We have been, without a doubt, in a terrific time for comedy at the movies. We’ve seen comedies that are the funniest in decades populated with performers without ego, tackling jokes that range from the downright bizarre to the touchingly relatable. But all things must pass, and lately I’ve been wondering if we haven’t seen the end of this beautiful Golden Age. The latest news from the trades makes me think that we indeed have.
The news is that Jeremy Garelick, one of the writers on The Break-Up and lately a member of Todd Phillips’ Frat Pack rewrite stable, will be rewriting and directing the big screen version of Baywatch. His big idea: make it funny! What a great concept! How original! Maybe it’ll work as well as Dragnet.
“It felt like the template to do a movie that was similar to ‘Stripes’ and ‘Police Academy,’ the comedies I loved growing up,” Garelick said.
That’s interesting. Look at those two movies: Police Academy is, without a doubt, bad. It shines in comparison to the myriad sequels, but the original (which I actually recently rewatched) is pretty awful, offering slight pleasures. Stripes is two thirds of a great movie with a truly horrendous third act that is so cripplingly bad I usually turn the movie off once the characters leave boot camp and pretend it ends there. I mean, I guess you get cred from mentioning Stripes because it is pretty brilliant for that first two thirds, but you also get the impression that maybe you don’t understand why Stripes‘ last third is the template for all sorts of shitty big budget comedies that came in the 80s and 90s.
At any rate, a retarded sex comedy poking fun at a TV show that is beyond parody sounds exactly like the kind of big money movie that will bring to a halt our era of interesting, risk-taking comedies. Enjoy it while it lasts.

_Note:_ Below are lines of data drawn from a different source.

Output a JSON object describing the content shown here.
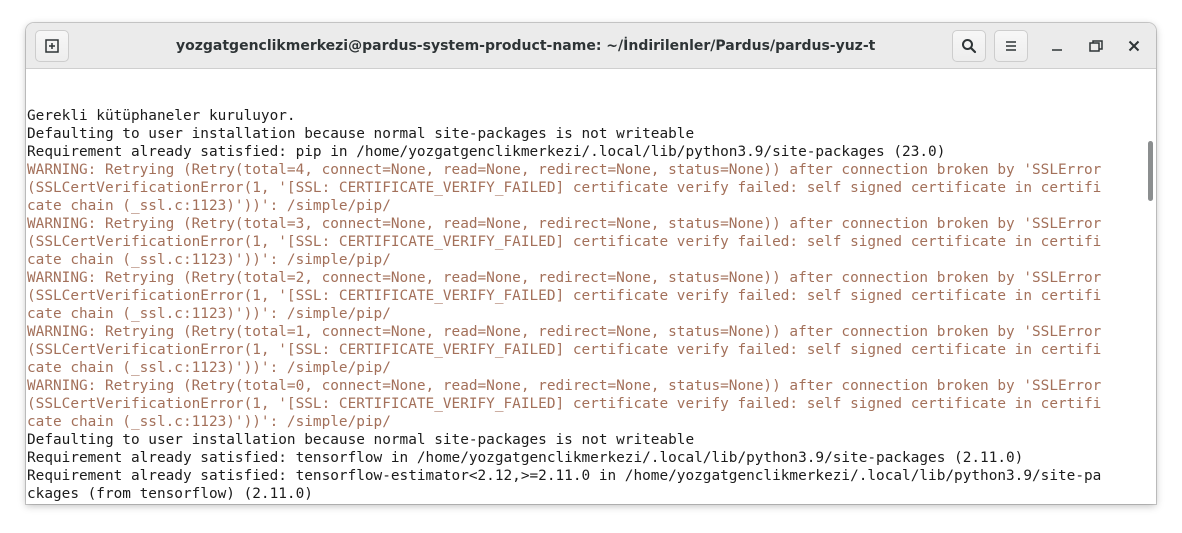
{
  "window": {
    "title": "yozgatgenclikmerkezi@pardus-system-product-name: ~/İndirilenler/Pardus/pardus-yuz-tanima"
  },
  "headerbar": {
    "new_tab_icon": "new-tab-icon",
    "search_icon": "search-icon",
    "menu_icon": "hamburger-menu-icon",
    "minimize_icon": "minimize-icon",
    "maximize_icon": "maximize-icon",
    "close_icon": "close-icon"
  },
  "colors": {
    "warning_text": "#a3705a",
    "normal_text": "#1b1b1b",
    "headerbar_bg": "#ebebeb"
  },
  "terminal": {
    "lines": [
      {
        "text": "Gerekli kütüphaneler kuruluyor.",
        "type": "normal"
      },
      {
        "text": "Defaulting to user installation because normal site-packages is not writeable",
        "type": "normal"
      },
      {
        "text": "Requirement already satisfied: pip in /home/yozgatgenclikmerkezi/.local/lib/python3.9/site-packages (23.0)",
        "type": "normal"
      },
      {
        "text": "WARNING: Retrying (Retry(total=4, connect=None, read=None, redirect=None, status=None)) after connection broken by 'SSLError",
        "type": "warn"
      },
      {
        "text": "(SSLCertVerificationError(1, '[SSL: CERTIFICATE_VERIFY_FAILED] certificate verify failed: self signed certificate in certifi",
        "type": "warn"
      },
      {
        "text": "cate chain (_ssl.c:1123)'))': /simple/pip/",
        "type": "warn"
      },
      {
        "text": "WARNING: Retrying (Retry(total=3, connect=None, read=None, redirect=None, status=None)) after connection broken by 'SSLError",
        "type": "warn"
      },
      {
        "text": "(SSLCertVerificationError(1, '[SSL: CERTIFICATE_VERIFY_FAILED] certificate verify failed: self signed certificate in certifi",
        "type": "warn"
      },
      {
        "text": "cate chain (_ssl.c:1123)'))': /simple/pip/",
        "type": "warn"
      },
      {
        "text": "WARNING: Retrying (Retry(total=2, connect=None, read=None, redirect=None, status=None)) after connection broken by 'SSLError",
        "type": "warn"
      },
      {
        "text": "(SSLCertVerificationError(1, '[SSL: CERTIFICATE_VERIFY_FAILED] certificate verify failed: self signed certificate in certifi",
        "type": "warn"
      },
      {
        "text": "cate chain (_ssl.c:1123)'))': /simple/pip/",
        "type": "warn"
      },
      {
        "text": "WARNING: Retrying (Retry(total=1, connect=None, read=None, redirect=None, status=None)) after connection broken by 'SSLError",
        "type": "warn"
      },
      {
        "text": "(SSLCertVerificationError(1, '[SSL: CERTIFICATE_VERIFY_FAILED] certificate verify failed: self signed certificate in certifi",
        "type": "warn"
      },
      {
        "text": "cate chain (_ssl.c:1123)'))': /simple/pip/",
        "type": "warn"
      },
      {
        "text": "WARNING: Retrying (Retry(total=0, connect=None, read=None, redirect=None, status=None)) after connection broken by 'SSLError",
        "type": "warn"
      },
      {
        "text": "(SSLCertVerificationError(1, '[SSL: CERTIFICATE_VERIFY_FAILED] certificate verify failed: self signed certificate in certifi",
        "type": "warn"
      },
      {
        "text": "cate chain (_ssl.c:1123)'))': /simple/pip/",
        "type": "warn"
      },
      {
        "text": "Defaulting to user installation because normal site-packages is not writeable",
        "type": "normal"
      },
      {
        "text": "Requirement already satisfied: tensorflow in /home/yozgatgenclikmerkezi/.local/lib/python3.9/site-packages (2.11.0)",
        "type": "normal"
      },
      {
        "text": "Requirement already satisfied: tensorflow-estimator<2.12,>=2.11.0 in /home/yozgatgenclikmerkezi/.local/lib/python3.9/site-pa",
        "type": "normal"
      },
      {
        "text": "ckages (from tensorflow) (2.11.0)",
        "type": "normal"
      }
    ]
  }
}
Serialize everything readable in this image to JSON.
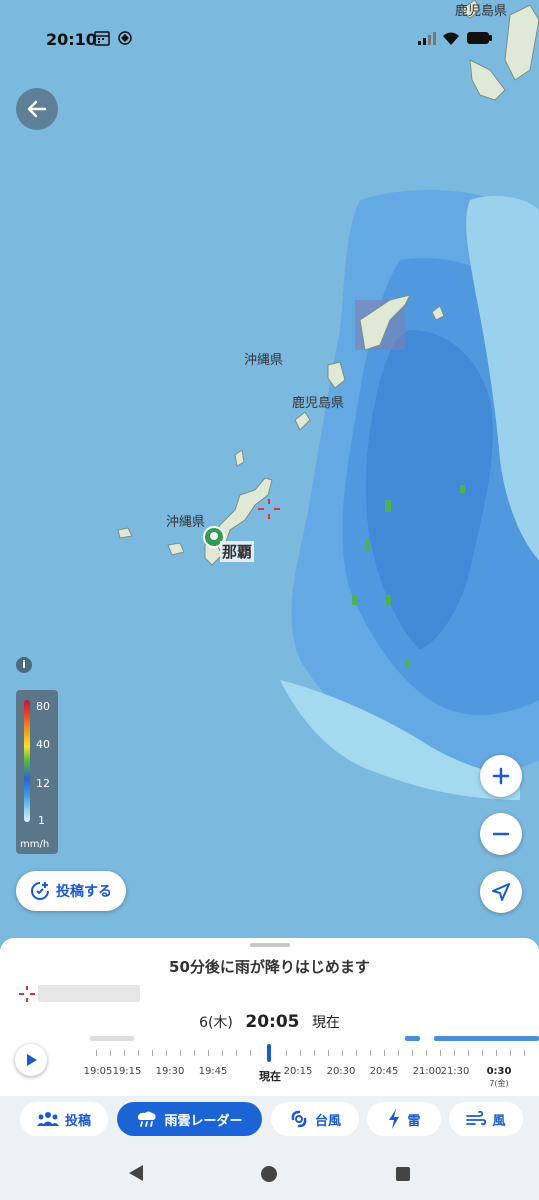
{
  "status_bar": {
    "time": "20:10"
  },
  "map": {
    "labels": {
      "kagoshima_top": "鹿児島県",
      "okinawa_north": "沖縄県",
      "kagoshima_mid": "鹿児島県",
      "okinawa_main": "沖縄県",
      "naha": "那覇"
    }
  },
  "legend": {
    "levels": [
      "80",
      "40",
      "12",
      "1"
    ],
    "unit": "mm/h"
  },
  "post_button": {
    "label": "投稿する"
  },
  "sheet": {
    "forecast_message": "50分後に雨が降りはじめます",
    "date": "6(木)",
    "time": "20:05",
    "now_label": "現在"
  },
  "timeline": {
    "labels": [
      "19:05",
      "19:15",
      "19:30",
      "19:45",
      "現在",
      "20:15",
      "20:30",
      "20:45",
      "21:00",
      "21:30",
      "0:30"
    ],
    "next_day": "7(金)"
  },
  "tabs": [
    {
      "label": "投稿",
      "icon": "people-icon",
      "active": false
    },
    {
      "label": "雨雲レーダー",
      "icon": "rain-cloud-icon",
      "active": true
    },
    {
      "label": "台風",
      "icon": "typhoon-icon",
      "active": false
    },
    {
      "label": "雷",
      "icon": "lightning-icon",
      "active": false
    },
    {
      "label": "風",
      "icon": "wind-icon",
      "active": false
    }
  ]
}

Behind every great book adaptation is a forgettable first try. — By Ryan Covey